- Nurse, nurse, nurse, nurse, nurse. Yes, I’m still nursing. No, I don’t plan on stopping anytime soon. I always swore I’d be done when Annabeth hit the twelve-month mark, but she loves it and so do I, so we’re going to keep on trucking until we’re both ready to stop. I’m not sure when that will be, but definitely before Kindergarten (ha!).
- No carbs after lunch. Josh is almost completely carb free. I still need carbs to make milk, so my diet is a little more forgiving than his. On an average day, I eat steel cut oats with local honey and a cup of black coffee for breakfast, raw nuts or seeds like almonds or pumpkin seeds for a morning snack, a lean protein, green veggie, and complex carb (usually quinoa) for lunch, full fat cheese for an afternoon snack, and lean proteins with green veggies for dinner. I also try to work in LaCroix as a treat and an afternoon cup of oolong tea.
- Intermittent fasting. The kitchen closes at 7:00 p.m. at my house. Once the counters have been wiped down and the candle has been lit, we don’t rummage through the fridge for a midnight snack. Any eating we do has to be done between 7:00 a.m. and 7:00 p.m.
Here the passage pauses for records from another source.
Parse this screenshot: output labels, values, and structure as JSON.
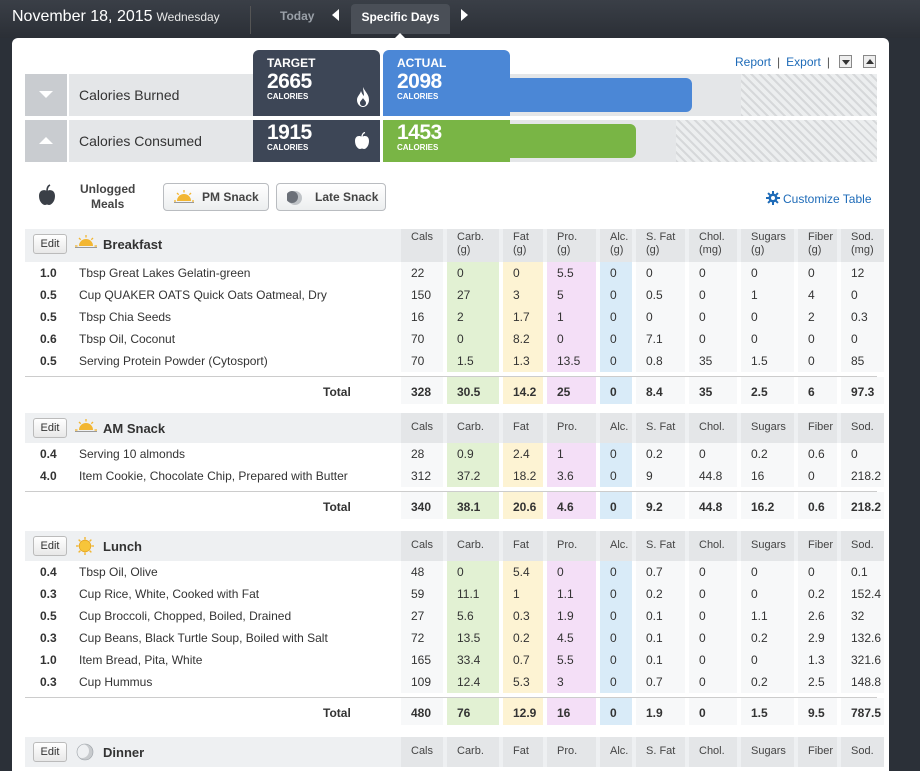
{
  "topbar": {
    "date": "November 18, 2015",
    "weekday": "Wednesday",
    "today_label": "Today",
    "specific_days_label": "Specific Days"
  },
  "links": {
    "report": "Report",
    "export": "Export"
  },
  "summary": {
    "burned": {
      "label": "Calories Burned",
      "target_header": "TARGET",
      "target_value": "2665",
      "target_unit": "CALORIES",
      "actual_header": "ACTUAL",
      "actual_value": "2098",
      "actual_unit": "CALORIES",
      "fill_fraction": 0.79
    },
    "consumed": {
      "label": "Calories Consumed",
      "target_value": "1915",
      "target_unit": "CALORIES",
      "actual_value": "1453",
      "actual_unit": "CALORIES",
      "fill_fraction": 0.76
    }
  },
  "unlogged": {
    "label_line1": "Unlogged",
    "label_line2": "Meals",
    "buttons": [
      "PM Snack",
      "Late Snack"
    ]
  },
  "customize_label": "Customize Table",
  "edit_label": "Edit",
  "total_label": "Total",
  "colors": {
    "blue": "#4b87d6",
    "green": "#79b545",
    "target": "#3d4656",
    "link": "#1e6bb8"
  },
  "columns_with_units": [
    [
      "Cals",
      ""
    ],
    [
      "Carb.",
      "(g)"
    ],
    [
      "Fat",
      "(g)"
    ],
    [
      "Pro.",
      "(g)"
    ],
    [
      "Alc.",
      "(g)"
    ],
    [
      "S. Fat",
      "(g)"
    ],
    [
      "Chol.",
      "(mg)"
    ],
    [
      "Sugars",
      "(g)"
    ],
    [
      "Fiber",
      "(g)"
    ],
    [
      "Sod.",
      "(mg)"
    ]
  ],
  "columns_plain": [
    "Cals",
    "Carb.",
    "Fat",
    "Pro.",
    "Alc.",
    "S. Fat",
    "Chol.",
    "Sugars",
    "Fiber",
    "Sod."
  ],
  "meals": [
    {
      "name": "Breakfast",
      "icon": "sunrise-icon",
      "units": true,
      "rows": [
        [
          "1.0",
          "Tbsp Great Lakes Gelatin-green",
          "22",
          "0",
          "0",
          "5.5",
          "0",
          "0",
          "0",
          "0",
          "0",
          "12"
        ],
        [
          "0.5",
          "Cup QUAKER OATS Quick Oats Oatmeal, Dry",
          "150",
          "27",
          "3",
          "5",
          "0",
          "0.5",
          "0",
          "1",
          "4",
          "0"
        ],
        [
          "0.5",
          "Tbsp Chia Seeds",
          "16",
          "2",
          "1.7",
          "1",
          "0",
          "0",
          "0",
          "0",
          "2",
          "0.3"
        ],
        [
          "0.6",
          "Tbsp Oil, Coconut",
          "70",
          "0",
          "8.2",
          "0",
          "0",
          "7.1",
          "0",
          "0",
          "0",
          "0"
        ],
        [
          "0.5",
          "Serving Protein Powder (Cytosport)",
          "70",
          "1.5",
          "1.3",
          "13.5",
          "0",
          "0.8",
          "35",
          "1.5",
          "0",
          "85"
        ]
      ],
      "total": [
        "328",
        "30.5",
        "14.2",
        "25",
        "0",
        "8.4",
        "35",
        "2.5",
        "6",
        "97.3"
      ]
    },
    {
      "name": "AM Snack",
      "icon": "morning-sun-icon",
      "units": false,
      "rows": [
        [
          "0.4",
          "Serving 10 almonds",
          "28",
          "0.9",
          "2.4",
          "1",
          "0",
          "0.2",
          "0",
          "0.2",
          "0.6",
          "0"
        ],
        [
          "4.0",
          "Item Cookie, Chocolate Chip, Prepared with Butter",
          "312",
          "37.2",
          "18.2",
          "3.6",
          "0",
          "9",
          "44.8",
          "16",
          "0",
          "218.2"
        ]
      ],
      "total": [
        "340",
        "38.1",
        "20.6",
        "4.6",
        "0",
        "9.2",
        "44.8",
        "16.2",
        "0.6",
        "218.2"
      ]
    },
    {
      "name": "Lunch",
      "icon": "sun-icon",
      "units": false,
      "rows": [
        [
          "0.4",
          "Tbsp Oil, Olive",
          "48",
          "0",
          "5.4",
          "0",
          "0",
          "0.7",
          "0",
          "0",
          "0",
          "0.1"
        ],
        [
          "0.3",
          "Cup Rice, White, Cooked with Fat",
          "59",
          "11.1",
          "1",
          "1.1",
          "0",
          "0.2",
          "0",
          "0",
          "0.2",
          "152.4"
        ],
        [
          "0.5",
          "Cup Broccoli, Chopped, Boiled, Drained",
          "27",
          "5.6",
          "0.3",
          "1.9",
          "0",
          "0.1",
          "0",
          "1.1",
          "2.6",
          "32"
        ],
        [
          "0.3",
          "Cup Beans, Black Turtle Soup, Boiled with Salt",
          "72",
          "13.5",
          "0.2",
          "4.5",
          "0",
          "0.1",
          "0",
          "0.2",
          "2.9",
          "132.6"
        ],
        [
          "1.0",
          "Item Bread, Pita, White",
          "165",
          "33.4",
          "0.7",
          "5.5",
          "0",
          "0.1",
          "0",
          "0",
          "1.3",
          "321.6"
        ],
        [
          "0.3",
          "Cup Hummus",
          "109",
          "12.4",
          "5.3",
          "3",
          "0",
          "0.7",
          "0",
          "0.2",
          "2.5",
          "148.8"
        ]
      ],
      "total": [
        "480",
        "76",
        "12.9",
        "16",
        "0",
        "1.9",
        "0",
        "1.5",
        "9.5",
        "787.5"
      ]
    },
    {
      "name": "Dinner",
      "icon": "moon-icon",
      "units": false,
      "rows": [],
      "total": null
    }
  ]
}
Again, this is what worked for me, my family, and my body type. At the end of the day, you have to do what’s best for you. Start by making small changes (maybe swap out your sugary latte for plain coffee or choose an out-of-the-way parking spot at Target) and gradually allow those small changes to bring about bigger ones. You’ve got this, Mama!
If you’re not a new mom, don’t bring up postpartum weight loss with someone who just had a baby. Just don’t. Keep your comments to yourself because they can sting and bring about major heaviness. Words can and do hurt and your off-the-cuff comment can send a new mom spiraling down a dangerous rabbit hole of self-loathing (or worse). Basically, make like Three 6 Mafia and keep new moms names out ya mouth, if you catch my drift.
If you are a new mom and someone doesn’t heed my above advice, try to make sure you stay right with the Lord by not murdering them. Prison isn’t worth it. Really though, people can be jerks and having a new baby means everyone has an opinion that probably doesn’t match yours. If someone says something about your weight, you can wallow in self-pity (I did), you can talk with someone you trust about how it makes you feel (I did), or you can prove them wrong by doing something about (I did and will continue to do so).
If all else fails, remember, exercise gives you endorphins. Endorphins make you happy. Happy people don’t murder people.